1. Credit Cards: Credit cards are a popular form of credit and allow consumers to charge purchases using a line of credit that is generally linked to their checking account. Credit cards can be used to pay for services and goods as well as to withdraw cash from ATMs. The amount of credit and interest rate charged depends on one’s credit score and the issuing bank.
2. Personal Loans: Personal loans are another form of credit widely available from financial institutions, such as banks and credit unions. Qualifying for a personal loan depends on one’s creditworthiness and banking history. This type of credit allows consumers to borrow a lump sum that must be repaid within a specific period of time along with interest charged by the lender.
What are the 2 classification of credit?
There are two main types of credit: secured and unsecured. Secured credit is a type of loan for which a borrower pledges an asset as collateral. This type of loan may be easier to obtain than an unsecured loan, since the lender has something to back up the loan should the borrower default. Examples of secured credit include mortgages and car loans. Unsecured credit is a loan that is not backed by any asset and is only established on the basis of the borrower’s creditworthiness. Credit cards are an example of unsecured credit, as is personal loans or lines of credit.
When considering which type of credit to use, it is important to consider the amount of risk involved. Secured credit carries less risk for the lender, which means that interest rates may be lower than with unsecured credit. However, it also carries more risk for the borrower, as if they are unable to keep up with repayment terms, they risk losing the underlying asset. On the other hand, unsecured credit may have higher interest rates but if repayment terms are not met, the only damage to the borrower is the addition of debt without the ability to collect any assets in return. It is important to understand the pros and cons of each type of credit before making a decision.
What is personal credit?
Personal credit is a measure of an individual’s financial trustworthiness, based on their past behavior. It is used to inform a lender or creditor of a person’s ability to repay a loan or other form of debt.

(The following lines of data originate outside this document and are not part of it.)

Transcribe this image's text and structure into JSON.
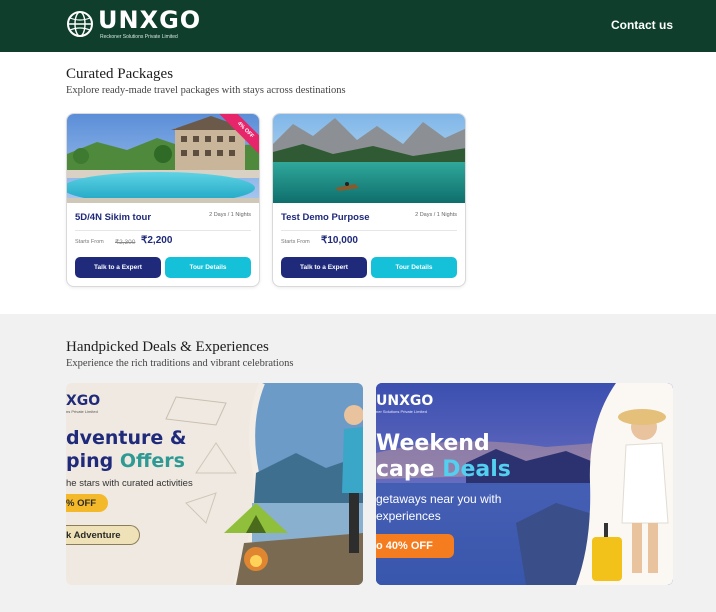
{
  "header": {
    "logo_text": "UNXGO",
    "logo_sub": "Reckoner Solutions Private Limited",
    "contact_label": "Contact us"
  },
  "curated": {
    "title": "Curated Packages",
    "subtitle": "Explore ready-made travel packages with stays across destinations",
    "cards": [
      {
        "title": "5D/4N Sikim tour",
        "duration": "2 Days / 1 Nights",
        "starts_from": "Starts From",
        "old_price": "₹2,300",
        "price": "₹2,200",
        "badge": "4% OFF",
        "talk_label": "Talk to a Expert",
        "tour_label": "Tour Details"
      },
      {
        "title": "Test Demo Purpose",
        "duration": "2 Days / 1 Nights",
        "starts_from": "Starts From",
        "price": "₹10,000",
        "talk_label": "Talk to a Expert",
        "tour_label": "Tour Details"
      }
    ]
  },
  "deals": {
    "title": "Handpicked Deals & Experiences",
    "subtitle": "Experience the rich traditions and vibrant celebrations",
    "banners": [
      {
        "logo": "XGO",
        "logo_sub": "ns Private Limited",
        "head1": "dventure &",
        "head2_a": "ping ",
        "head2_b": "Offers",
        "line1": "he stars with curated activities",
        "pill1": "% OFF",
        "pill2": "k Adventure",
        "accent_color": "#2e9a93"
      },
      {
        "logo": "UNXGO",
        "logo_sub": "ner Solutions Private Limited",
        "head1": "Weekend",
        "head2_a": "cape ",
        "head2_b": "Deals",
        "line1": "getaways near you with",
        "line2": "experiences",
        "pill1": "o 40% OFF",
        "accent_color": "#53d0f0"
      }
    ]
  },
  "colors": {
    "header_bg": "#0f3f2c",
    "navy": "#1f2a7a",
    "cyan": "#14c1d8",
    "badge_pink": "#e6256b",
    "orange": "#f57c1f"
  }
}
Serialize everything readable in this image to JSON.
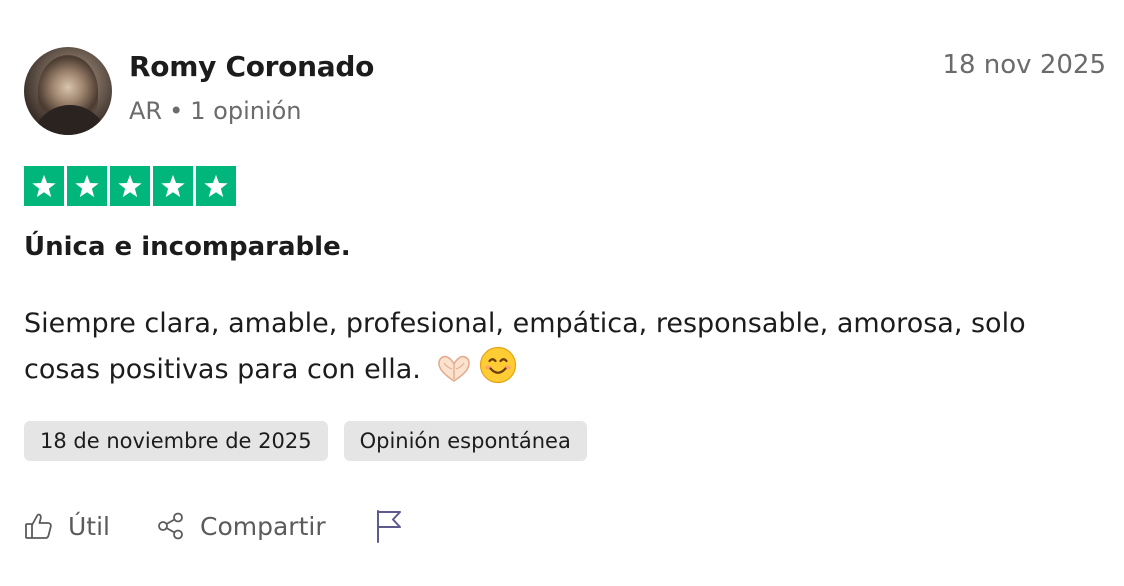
{
  "review": {
    "author": "Romy Coronado",
    "country": "AR",
    "separator": "•",
    "review_count": "1 opinión",
    "date_short": "18 nov 2025",
    "rating": 5,
    "rating_max": 5,
    "title": "Única e incomparable.",
    "body": "Siempre clara, amable, profesional, empática, responsable, amorosa, solo cosas positivas para con ella.",
    "emojis": [
      "heart-hands-emoji",
      "smiling-face-emoji"
    ],
    "tags": {
      "date_long": "18 de noviembre de 2025",
      "type": "Opinión espontánea"
    }
  },
  "actions": {
    "useful_label": "Útil",
    "share_label": "Compartir",
    "icons": [
      "thumbs-up-icon",
      "share-icon",
      "flag-icon"
    ]
  },
  "colors": {
    "star_green": "#00b67a",
    "tag_bg": "#e5e5e5",
    "muted_text": "#6b6b6b",
    "flag_purple": "#5c5a8f"
  }
}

Credit scores are typically used to determine how likely a person is to make debt repayments on time and in full.
One’s personal credit score is based on factors like payment history, current debt levels, and the types of debt taken on. A person can manage their credit score by making payments on time, staying within their credit limit, and minimizing the amount of inquiries they receive from lenders. Additionally, they should keep track of their accounts and never ignore late payments or collection notices.
The use of credit scoring technology has become increasingly popular as more people turn to it to gauge their financial trustworthiness. Having a good credit score can be beneficial for those who are looking for loans or lines of credit. A higher score indicates a better chance of getting approved for the loan and being offered more favorable terms. A lower score will indicate a higher risk of default and could mean higher interest rates or denied applications.
Overall, personal credit is an important part of keeping one’s finances in order and should be managed accordingly. Paying bills on time and sticking to a budget are two essential steps to maintaining a good credit score. Additionally, monitoring one’s credit report and addressing errors quickly can help mitigate any negative impacts on one’s credit score.
Which 2 accounts have credit balances?
Accounts receivable and prepaid expenses are two common accounts that can contain credit balances. Accounts receivable is the balance of money owed by customers, while prepaid expenses are funds paid in advance for goods or services that have yet to be consumed.
A debit balance in either of these accounts indicates that an asset has been increased; a credit balance means that an asset has decreased. When a customer pays for goods or services before they are delivered, their payment is recorded in the prepaid expenses account as a credit balance. This credit is then transferred to the accounts payable account when the goods or services are actually delivered. Meanwhile, when a customer pays for goods or services after they are delivered, the payment is recorded in accounts receivable as a debit balance.
It is important for businesses to keep track of their credit and debit balances in accounts receivable and prepaid expenses. This helps them to understand how much money they owe and how much they are owed. It also gives them an indication of the financial health of their business and allows them to identify any discrepancies between what they should be receiving and what they are actually receiving.
What are 3 good uses of credit?
1. Financing Large Purchases: Using credit can be a good way to finance large purchases that you may need, such as a new car or a house. This allows you to spread the cost of the item over a period of time, ensuring you don’t have to put all your money up front.
2. Building Credit History: Creating a positive credit history is important. It allows lenders to see that you’re able to responsibly manage debt and can help you qualify for better offers in the future. Making timely payments and not reaching your credit limits are two good ways to establish your credit worthiness.
3. Emergency Funds: Having access to a line of credit in an emergency can help you avoid potential financial disaster. If you lose your job or face an unexpected expense, having some form of credit available can bridge the gap until you get back on your feet again.